<<<<

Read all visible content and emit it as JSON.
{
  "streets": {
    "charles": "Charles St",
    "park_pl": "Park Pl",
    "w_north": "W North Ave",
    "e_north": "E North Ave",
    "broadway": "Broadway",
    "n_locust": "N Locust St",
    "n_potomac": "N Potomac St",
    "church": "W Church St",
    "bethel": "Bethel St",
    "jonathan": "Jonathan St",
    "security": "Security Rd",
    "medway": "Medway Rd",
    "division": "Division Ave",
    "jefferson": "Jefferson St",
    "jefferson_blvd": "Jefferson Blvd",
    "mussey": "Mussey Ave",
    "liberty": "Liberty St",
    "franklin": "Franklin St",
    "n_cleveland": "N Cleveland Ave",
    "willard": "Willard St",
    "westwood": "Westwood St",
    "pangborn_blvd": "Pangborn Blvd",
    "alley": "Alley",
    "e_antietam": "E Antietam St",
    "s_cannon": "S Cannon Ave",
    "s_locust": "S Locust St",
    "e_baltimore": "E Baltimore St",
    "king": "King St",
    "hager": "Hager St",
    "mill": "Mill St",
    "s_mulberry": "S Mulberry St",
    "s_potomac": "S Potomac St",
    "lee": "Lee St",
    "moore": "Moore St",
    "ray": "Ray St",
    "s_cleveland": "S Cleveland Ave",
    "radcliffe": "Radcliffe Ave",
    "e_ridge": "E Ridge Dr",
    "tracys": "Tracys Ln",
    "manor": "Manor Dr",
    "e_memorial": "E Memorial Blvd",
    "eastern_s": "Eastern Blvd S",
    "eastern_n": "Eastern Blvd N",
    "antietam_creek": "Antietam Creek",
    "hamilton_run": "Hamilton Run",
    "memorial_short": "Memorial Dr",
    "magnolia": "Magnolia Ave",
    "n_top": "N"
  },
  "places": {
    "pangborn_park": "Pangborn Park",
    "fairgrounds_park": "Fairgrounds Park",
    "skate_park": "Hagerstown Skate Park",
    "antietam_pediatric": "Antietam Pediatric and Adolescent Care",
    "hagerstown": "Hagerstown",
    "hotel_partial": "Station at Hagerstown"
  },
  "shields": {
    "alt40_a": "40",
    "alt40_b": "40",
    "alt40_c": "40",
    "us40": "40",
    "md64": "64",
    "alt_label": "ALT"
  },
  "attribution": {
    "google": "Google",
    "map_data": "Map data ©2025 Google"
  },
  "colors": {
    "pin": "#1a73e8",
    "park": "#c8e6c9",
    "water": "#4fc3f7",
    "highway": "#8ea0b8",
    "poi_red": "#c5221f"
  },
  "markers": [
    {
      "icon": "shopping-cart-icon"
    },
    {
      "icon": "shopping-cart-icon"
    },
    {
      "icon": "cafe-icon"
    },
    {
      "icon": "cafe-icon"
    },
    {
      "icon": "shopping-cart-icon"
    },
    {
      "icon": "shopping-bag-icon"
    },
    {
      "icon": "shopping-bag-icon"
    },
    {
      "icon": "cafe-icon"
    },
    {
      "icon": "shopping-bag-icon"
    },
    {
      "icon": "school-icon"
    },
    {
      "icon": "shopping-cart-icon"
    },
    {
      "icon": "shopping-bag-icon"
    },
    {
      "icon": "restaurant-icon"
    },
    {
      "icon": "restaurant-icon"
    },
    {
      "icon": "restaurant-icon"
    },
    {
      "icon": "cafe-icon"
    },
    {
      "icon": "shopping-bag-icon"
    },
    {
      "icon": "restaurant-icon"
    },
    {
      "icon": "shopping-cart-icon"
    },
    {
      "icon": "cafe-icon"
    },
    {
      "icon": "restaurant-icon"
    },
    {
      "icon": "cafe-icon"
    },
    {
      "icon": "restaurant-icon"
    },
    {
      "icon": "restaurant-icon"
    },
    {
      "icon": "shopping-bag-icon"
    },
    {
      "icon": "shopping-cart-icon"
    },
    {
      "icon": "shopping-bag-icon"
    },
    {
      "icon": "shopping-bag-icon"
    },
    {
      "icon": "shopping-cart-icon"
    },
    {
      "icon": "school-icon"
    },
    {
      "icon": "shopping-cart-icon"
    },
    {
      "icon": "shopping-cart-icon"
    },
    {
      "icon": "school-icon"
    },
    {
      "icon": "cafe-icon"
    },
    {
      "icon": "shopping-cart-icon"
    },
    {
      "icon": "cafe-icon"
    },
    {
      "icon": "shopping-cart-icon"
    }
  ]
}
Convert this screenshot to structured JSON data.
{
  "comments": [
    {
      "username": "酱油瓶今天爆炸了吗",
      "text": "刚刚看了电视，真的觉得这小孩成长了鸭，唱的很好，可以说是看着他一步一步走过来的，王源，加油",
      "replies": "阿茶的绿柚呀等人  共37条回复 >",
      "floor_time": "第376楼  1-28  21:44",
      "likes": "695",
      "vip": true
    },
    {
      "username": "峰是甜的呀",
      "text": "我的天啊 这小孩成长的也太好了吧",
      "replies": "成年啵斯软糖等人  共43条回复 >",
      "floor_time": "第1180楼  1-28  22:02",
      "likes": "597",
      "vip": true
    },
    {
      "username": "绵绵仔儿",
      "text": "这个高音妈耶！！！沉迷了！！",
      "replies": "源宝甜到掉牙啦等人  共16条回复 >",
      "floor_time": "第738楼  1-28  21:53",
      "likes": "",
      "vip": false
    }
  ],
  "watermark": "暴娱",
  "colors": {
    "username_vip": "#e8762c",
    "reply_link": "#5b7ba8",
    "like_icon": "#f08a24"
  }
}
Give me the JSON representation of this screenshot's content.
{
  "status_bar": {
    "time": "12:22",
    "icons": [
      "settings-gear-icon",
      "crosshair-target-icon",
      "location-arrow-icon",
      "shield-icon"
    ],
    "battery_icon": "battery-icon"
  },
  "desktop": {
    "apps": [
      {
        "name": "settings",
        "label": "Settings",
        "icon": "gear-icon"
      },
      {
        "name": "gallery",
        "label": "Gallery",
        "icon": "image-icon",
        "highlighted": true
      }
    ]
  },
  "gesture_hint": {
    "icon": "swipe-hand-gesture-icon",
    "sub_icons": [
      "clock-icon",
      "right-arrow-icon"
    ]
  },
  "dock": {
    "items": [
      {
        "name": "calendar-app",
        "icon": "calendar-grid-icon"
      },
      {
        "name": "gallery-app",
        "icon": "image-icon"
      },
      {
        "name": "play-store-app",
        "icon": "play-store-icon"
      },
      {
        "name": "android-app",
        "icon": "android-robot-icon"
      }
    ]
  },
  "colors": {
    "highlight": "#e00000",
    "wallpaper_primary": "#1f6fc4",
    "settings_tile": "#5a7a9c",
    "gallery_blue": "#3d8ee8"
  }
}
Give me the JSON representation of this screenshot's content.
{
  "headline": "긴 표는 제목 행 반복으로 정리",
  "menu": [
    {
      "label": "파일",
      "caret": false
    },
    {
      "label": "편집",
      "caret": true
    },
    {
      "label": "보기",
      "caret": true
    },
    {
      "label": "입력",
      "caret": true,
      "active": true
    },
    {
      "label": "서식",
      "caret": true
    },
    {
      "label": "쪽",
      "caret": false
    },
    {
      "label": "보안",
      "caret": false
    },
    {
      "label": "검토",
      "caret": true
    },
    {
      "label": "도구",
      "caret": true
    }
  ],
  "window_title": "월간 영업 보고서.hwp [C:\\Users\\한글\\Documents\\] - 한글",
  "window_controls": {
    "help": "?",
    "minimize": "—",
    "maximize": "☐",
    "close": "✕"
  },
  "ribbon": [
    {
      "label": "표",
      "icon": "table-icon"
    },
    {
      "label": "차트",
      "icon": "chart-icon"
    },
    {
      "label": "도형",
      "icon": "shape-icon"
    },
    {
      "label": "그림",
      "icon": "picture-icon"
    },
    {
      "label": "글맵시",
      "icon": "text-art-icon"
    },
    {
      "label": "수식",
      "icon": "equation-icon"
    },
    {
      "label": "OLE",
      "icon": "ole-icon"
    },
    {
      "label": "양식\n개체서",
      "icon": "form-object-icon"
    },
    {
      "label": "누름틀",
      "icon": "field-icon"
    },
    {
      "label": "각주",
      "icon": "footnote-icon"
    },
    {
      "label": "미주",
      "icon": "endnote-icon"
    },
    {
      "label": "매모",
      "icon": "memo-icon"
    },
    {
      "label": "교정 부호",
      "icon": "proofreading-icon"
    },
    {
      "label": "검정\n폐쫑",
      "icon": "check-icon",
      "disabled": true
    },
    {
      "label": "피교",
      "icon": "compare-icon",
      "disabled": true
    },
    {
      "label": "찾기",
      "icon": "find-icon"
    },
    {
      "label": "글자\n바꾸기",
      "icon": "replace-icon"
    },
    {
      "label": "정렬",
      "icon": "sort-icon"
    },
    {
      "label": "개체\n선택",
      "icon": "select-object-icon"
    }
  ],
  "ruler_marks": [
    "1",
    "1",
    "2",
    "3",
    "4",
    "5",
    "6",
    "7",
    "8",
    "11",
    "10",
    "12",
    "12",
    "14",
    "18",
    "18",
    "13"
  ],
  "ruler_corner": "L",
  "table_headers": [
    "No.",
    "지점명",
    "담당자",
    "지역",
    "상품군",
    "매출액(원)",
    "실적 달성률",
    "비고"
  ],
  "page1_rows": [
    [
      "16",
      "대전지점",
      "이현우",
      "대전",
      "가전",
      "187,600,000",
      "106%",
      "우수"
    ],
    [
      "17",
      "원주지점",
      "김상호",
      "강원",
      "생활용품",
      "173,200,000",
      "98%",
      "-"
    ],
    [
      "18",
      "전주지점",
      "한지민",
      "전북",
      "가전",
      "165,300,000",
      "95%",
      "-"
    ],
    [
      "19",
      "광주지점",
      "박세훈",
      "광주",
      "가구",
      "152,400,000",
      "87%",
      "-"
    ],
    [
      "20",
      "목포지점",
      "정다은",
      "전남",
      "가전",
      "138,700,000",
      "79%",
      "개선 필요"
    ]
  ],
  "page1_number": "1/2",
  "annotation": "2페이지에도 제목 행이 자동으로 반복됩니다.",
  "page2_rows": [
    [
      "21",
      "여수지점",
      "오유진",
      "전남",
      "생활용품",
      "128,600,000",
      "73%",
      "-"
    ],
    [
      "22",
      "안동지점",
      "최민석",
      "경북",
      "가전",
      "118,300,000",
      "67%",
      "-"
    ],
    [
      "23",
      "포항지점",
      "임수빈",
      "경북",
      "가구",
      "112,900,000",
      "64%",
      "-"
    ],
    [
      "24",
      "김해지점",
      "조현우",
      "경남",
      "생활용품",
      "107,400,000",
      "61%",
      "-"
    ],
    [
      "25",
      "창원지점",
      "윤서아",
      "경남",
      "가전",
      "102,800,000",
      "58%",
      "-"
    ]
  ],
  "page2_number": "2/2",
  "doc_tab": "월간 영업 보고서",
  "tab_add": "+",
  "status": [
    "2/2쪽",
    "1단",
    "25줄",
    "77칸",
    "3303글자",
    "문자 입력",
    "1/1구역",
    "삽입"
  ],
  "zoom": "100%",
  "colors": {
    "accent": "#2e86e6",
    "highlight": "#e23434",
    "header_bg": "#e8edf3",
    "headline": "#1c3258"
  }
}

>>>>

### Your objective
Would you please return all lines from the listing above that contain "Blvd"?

### Response below
    "jefferson_blvd": "Jefferson Blvd",
    "pangborn_blvd": "Pangborn Blvd",
    "e_memorial": "E Memorial Blvd",
    "eastern_s": "Eastern Blvd S",
    "eastern_n": "Eastern Blvd N",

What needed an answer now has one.